Hymenoptera, termites divide labour among castes consisting
of sterile male and female "workers" and "soldiers". All
colonies have fertile males called "kings" and one or more
fertile females called "queens". Termites mostly feed on dead
plant material and cellulose, generally in the form of wood,

Termites are among the most successful groups of insects on


Earth, colonising most landmasses except for Antarctica. Their
colonies range in size from a few hundred individuals to
enormous societies with several million individuals. Termite
queens have the longest lifespan of any insect in the world,
with some queens living up to 50 years. Unlike ants, which
undergo a complete metamorphosis, each individual termite
goes through an incomplete metamorphosis that proceeds
through egg, nymph, and adult stages. Colonies are described
as superorganisms because the termites form part of a selfregulating entity: the colony itself.
Termites are a delicacy in the diet of some human cultures and
are used in many traditional medicines. Several hundred
species are economically significant as pests that can cause
serious damage to buildings, crops, or plantation forests.
Some species, such as the West Indian drywood termite
(Cryptotermes brevis), are regarded as invasive species.

Pale, elongate body


2 pairs of membranous wings of
equal length. Wings are present in
reproductive castes only and shed
after mating
Mandibulate (chewing) mouthparts
Antennae about the same length as
the head

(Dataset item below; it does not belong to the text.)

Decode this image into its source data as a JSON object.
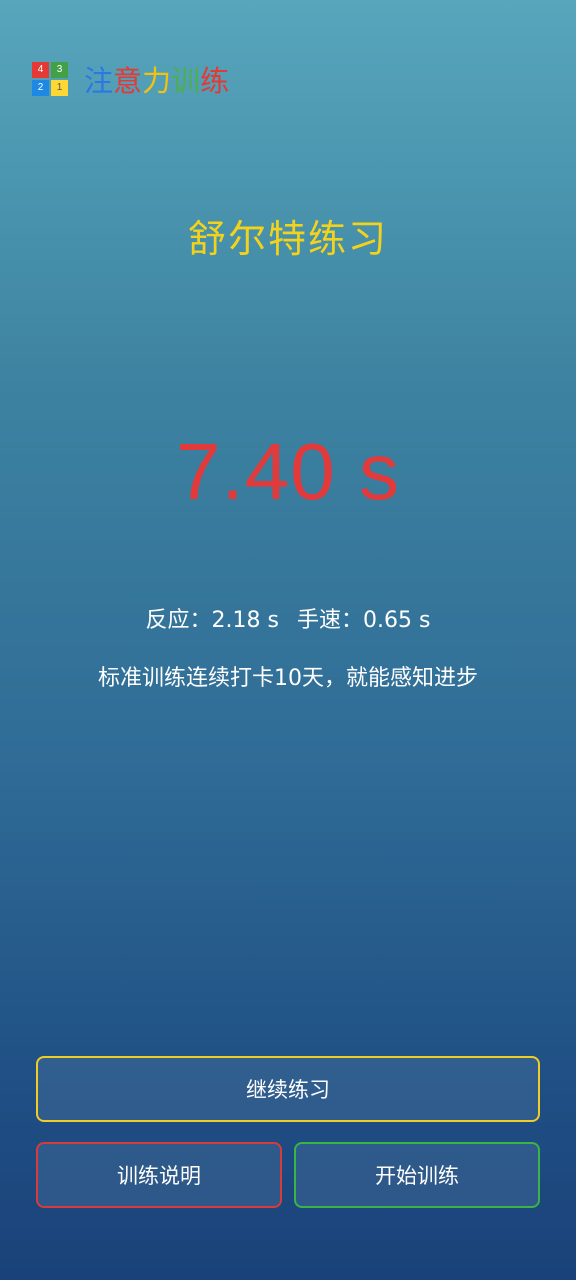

Mastotermitidae
Kalotermitidae
Termopsidae
Hodotermitidae
Rhinotermitidae
Serritermitidae
Termitidae